Rabbi Avrohom Miller

Other examples of עין הרע (A”H), “the evil eye,” include:
• When saying Yizkor, it is customary for all those whose parents are still living to leave the Shul. One reason given is due to the potential A”H on those who have parents. (Shaar Ephraim 10,32)

• When a child is born, the parents do not tell others what the name will be before the Bris or naming of the girl in Shul.

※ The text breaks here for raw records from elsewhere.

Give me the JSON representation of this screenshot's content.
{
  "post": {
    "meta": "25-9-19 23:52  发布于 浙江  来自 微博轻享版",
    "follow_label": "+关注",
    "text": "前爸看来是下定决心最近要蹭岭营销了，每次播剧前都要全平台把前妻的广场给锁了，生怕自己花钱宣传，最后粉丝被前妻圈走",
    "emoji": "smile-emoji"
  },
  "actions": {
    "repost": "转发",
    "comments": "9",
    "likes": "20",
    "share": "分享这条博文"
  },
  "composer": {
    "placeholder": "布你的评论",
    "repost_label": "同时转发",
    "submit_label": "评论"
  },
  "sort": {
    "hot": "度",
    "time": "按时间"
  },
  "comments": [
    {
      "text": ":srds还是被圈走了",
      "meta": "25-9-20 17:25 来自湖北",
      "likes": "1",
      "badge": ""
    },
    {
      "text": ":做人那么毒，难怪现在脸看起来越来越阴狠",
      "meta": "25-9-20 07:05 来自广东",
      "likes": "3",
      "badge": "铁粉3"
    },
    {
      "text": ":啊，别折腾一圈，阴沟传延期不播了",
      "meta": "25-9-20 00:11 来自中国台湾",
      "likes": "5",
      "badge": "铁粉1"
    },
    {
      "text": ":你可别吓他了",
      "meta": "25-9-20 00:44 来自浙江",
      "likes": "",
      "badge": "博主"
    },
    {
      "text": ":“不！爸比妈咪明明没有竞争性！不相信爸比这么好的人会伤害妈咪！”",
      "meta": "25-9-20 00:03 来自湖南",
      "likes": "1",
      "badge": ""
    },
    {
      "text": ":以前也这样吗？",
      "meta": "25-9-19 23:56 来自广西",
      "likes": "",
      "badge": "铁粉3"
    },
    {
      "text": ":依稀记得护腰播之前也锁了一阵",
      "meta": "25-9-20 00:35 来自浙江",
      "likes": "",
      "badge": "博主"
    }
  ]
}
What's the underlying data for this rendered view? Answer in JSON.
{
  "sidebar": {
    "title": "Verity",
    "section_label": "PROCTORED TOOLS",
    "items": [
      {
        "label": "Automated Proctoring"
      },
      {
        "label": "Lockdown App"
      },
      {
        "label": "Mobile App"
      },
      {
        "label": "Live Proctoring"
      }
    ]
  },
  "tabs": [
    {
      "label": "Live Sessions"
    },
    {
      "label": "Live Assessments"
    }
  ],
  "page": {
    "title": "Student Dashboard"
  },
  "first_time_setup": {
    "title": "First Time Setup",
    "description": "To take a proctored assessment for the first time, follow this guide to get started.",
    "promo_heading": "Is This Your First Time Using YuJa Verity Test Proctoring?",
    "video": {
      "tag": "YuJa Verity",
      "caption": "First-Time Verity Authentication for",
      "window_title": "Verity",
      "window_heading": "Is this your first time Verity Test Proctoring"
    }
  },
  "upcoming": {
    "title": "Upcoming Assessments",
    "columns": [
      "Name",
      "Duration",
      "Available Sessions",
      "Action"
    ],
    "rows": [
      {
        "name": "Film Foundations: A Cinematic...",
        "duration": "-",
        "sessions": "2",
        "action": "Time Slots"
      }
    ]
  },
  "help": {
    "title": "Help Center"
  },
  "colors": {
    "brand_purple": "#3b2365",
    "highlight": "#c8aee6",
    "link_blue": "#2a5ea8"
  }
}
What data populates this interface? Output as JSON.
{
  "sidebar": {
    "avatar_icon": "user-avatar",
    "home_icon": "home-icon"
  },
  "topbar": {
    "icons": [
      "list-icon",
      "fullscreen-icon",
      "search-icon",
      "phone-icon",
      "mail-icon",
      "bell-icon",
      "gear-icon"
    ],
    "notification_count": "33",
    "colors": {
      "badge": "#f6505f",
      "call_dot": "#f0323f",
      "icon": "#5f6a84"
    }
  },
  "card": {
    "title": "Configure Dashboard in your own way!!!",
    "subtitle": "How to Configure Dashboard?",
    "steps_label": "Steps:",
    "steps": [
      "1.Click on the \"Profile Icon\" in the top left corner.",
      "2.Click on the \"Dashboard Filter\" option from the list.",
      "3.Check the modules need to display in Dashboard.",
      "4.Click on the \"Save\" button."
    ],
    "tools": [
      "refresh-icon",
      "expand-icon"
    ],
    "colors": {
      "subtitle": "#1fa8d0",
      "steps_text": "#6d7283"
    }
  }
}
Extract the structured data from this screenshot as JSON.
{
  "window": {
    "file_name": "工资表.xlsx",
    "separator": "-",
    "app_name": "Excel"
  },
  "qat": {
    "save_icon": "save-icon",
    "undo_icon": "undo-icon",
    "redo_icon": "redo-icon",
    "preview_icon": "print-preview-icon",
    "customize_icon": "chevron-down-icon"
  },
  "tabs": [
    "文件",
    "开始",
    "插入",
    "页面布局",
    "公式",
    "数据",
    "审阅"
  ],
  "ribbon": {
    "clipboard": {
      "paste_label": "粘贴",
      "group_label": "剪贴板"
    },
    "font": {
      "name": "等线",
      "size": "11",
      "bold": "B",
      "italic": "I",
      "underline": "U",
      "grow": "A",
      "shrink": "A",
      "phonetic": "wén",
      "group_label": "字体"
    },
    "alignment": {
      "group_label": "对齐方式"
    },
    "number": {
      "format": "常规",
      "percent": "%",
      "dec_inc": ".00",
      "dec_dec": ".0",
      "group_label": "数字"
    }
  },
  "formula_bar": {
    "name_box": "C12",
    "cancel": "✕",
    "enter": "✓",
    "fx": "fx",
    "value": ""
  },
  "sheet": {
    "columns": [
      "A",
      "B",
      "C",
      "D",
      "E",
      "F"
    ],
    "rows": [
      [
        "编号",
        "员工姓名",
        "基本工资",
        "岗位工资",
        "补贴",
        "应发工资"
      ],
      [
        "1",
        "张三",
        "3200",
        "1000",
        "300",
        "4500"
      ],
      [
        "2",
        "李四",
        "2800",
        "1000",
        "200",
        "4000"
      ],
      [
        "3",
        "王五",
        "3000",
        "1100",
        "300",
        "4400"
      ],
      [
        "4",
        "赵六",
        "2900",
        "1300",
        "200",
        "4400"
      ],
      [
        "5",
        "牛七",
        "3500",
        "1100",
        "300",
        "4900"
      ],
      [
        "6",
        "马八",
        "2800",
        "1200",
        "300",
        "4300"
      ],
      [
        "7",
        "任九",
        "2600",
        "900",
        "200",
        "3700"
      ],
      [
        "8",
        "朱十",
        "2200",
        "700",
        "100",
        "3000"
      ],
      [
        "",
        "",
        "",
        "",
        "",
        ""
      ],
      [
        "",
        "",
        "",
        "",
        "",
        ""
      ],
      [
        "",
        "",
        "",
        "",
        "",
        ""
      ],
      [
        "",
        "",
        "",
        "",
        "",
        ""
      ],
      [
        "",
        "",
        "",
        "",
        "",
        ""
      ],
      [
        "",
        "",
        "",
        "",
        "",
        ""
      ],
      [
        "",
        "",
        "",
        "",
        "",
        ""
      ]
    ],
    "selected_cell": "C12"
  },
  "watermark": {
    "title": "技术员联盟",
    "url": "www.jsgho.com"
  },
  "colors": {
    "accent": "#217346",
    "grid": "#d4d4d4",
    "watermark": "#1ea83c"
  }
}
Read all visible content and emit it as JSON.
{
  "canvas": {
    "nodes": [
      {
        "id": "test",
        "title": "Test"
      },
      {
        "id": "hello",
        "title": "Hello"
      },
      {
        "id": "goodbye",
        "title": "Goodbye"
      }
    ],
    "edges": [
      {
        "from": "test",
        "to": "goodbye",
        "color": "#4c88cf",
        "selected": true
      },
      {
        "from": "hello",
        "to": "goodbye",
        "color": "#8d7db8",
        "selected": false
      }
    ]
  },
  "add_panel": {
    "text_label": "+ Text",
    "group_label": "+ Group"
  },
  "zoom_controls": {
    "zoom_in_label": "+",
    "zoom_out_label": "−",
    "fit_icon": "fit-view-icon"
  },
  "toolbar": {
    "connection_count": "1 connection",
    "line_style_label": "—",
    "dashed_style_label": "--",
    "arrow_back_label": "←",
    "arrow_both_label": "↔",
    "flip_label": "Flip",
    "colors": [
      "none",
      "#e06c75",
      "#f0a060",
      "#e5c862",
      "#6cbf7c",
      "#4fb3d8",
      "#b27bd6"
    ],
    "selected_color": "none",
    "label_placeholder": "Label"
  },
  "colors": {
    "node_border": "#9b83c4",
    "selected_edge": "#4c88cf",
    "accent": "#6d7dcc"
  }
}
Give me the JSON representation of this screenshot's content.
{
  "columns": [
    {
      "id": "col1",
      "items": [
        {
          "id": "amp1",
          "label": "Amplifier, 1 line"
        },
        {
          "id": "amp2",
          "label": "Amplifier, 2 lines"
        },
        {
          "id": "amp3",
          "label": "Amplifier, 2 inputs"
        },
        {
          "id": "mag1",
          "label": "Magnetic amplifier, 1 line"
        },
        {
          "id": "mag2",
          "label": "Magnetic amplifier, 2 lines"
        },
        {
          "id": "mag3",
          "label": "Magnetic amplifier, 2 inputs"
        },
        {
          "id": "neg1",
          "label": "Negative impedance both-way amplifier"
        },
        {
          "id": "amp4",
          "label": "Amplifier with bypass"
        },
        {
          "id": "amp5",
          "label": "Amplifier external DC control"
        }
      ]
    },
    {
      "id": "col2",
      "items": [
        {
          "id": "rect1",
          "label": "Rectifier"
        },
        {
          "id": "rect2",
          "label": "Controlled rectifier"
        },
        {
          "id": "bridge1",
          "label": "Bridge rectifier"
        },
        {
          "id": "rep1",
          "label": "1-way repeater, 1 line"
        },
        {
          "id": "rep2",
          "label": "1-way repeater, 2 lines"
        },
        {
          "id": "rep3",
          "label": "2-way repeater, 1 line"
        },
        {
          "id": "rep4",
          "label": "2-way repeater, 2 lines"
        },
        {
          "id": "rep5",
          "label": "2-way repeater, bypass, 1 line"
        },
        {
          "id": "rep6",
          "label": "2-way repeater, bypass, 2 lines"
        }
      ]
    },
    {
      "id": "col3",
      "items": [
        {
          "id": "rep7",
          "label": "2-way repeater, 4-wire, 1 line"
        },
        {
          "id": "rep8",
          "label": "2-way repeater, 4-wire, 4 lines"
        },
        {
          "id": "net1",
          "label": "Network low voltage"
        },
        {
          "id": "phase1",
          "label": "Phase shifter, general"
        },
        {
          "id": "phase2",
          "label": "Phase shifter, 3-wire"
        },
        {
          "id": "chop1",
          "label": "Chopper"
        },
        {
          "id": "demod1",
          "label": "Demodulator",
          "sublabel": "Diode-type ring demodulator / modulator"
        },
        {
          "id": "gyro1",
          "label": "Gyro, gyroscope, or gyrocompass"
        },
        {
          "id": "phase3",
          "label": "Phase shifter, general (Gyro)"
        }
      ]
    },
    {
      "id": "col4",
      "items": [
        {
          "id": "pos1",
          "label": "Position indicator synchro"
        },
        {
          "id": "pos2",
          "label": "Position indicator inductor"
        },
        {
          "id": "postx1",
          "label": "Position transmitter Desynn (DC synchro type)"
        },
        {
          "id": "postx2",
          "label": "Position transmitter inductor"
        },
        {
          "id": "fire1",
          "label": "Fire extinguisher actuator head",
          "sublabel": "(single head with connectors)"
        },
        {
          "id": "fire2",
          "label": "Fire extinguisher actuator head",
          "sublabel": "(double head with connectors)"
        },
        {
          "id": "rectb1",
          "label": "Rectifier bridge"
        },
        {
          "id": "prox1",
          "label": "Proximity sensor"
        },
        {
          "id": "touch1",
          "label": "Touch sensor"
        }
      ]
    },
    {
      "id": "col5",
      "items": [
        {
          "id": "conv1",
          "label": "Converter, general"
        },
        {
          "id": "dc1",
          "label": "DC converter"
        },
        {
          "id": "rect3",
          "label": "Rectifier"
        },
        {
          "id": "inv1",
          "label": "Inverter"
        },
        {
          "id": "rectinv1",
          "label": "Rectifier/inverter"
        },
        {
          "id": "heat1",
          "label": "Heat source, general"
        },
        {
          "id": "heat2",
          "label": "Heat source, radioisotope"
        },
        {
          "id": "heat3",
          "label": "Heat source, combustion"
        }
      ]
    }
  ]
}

One possible reason is to prevent A”H. (Harav S. Deblitzsky)

• In regards to Shidduchim, one of the well-known directives in the Tzavah of Rabbi Yehuda Hachasid is not to marry a girl whose name matches his mother’s, or a boy whose name matches her father’s. Many explain the reason for this is due to A”H. (see Shemiras Haguf V’hanefesh 169,1)

• When mentioning another person’s blessings, whether relating to wealth or family, one should also bless the person to prevent A”H. (Pele Yoatz). This seems to be the source for the custom to say “Bli Ayin Harah,” without the evil eye.
The Gemara (Pesachim 110b) states regarding שדים, demons, that if one is particular regarding them, they (the demons) are particular with him, but if one is not overly particular, they are not particular with him. Does this rule apply to A”H? Can one say he is not concerned with any issue of A”H? Harav Chaim Kanievsky emphatically wrote that it does not apply. (ז”ל לא שמעתי ואינו נכון) .
Harav Yitzchak Zilberstein was approached by parents with the following query. Their son had excelled in his Cheder in a contest testing his knowledge in Hilchos Shivi’is, and was chosen to represent the school in the next step of the contest competing against other Chadorim. He could potentially advance to the national finals. There was extensive publicity in the Chareidi newspapers, listing the names of all of the contestants. One of the parents’ concerns was the A”H aspect involved, especially considering that their son was younger than others in the Cheder who had not progressed as far.
Rav Zilberstein concurred that their concern was valid; A”H is something to be taken seriously. On the other hand, he had memories of his youth in Eitz Chaim, where there were also these sorts of public tests, with the participation of Gedolim.
The rationale, he explained, is due to the positive results of such contests. The excitement engendered and all the constant review to excel creates a tremendous Kavod HaTorah, and this itself will protect from A”H.
To conclude this topic on a positive note. The best way for one to protect himself from the dangers of A”H is to do whatever possible to not be the cause of the A”H. Rav Dessler stresses that one who does not live for himself, but is instead always a giver to others, does not cause jealousy and the resulting A”H. Also, one who looks at others with an Ayin Tov will cause blessing, and he in turn will be blessed. (Charedim 66,90).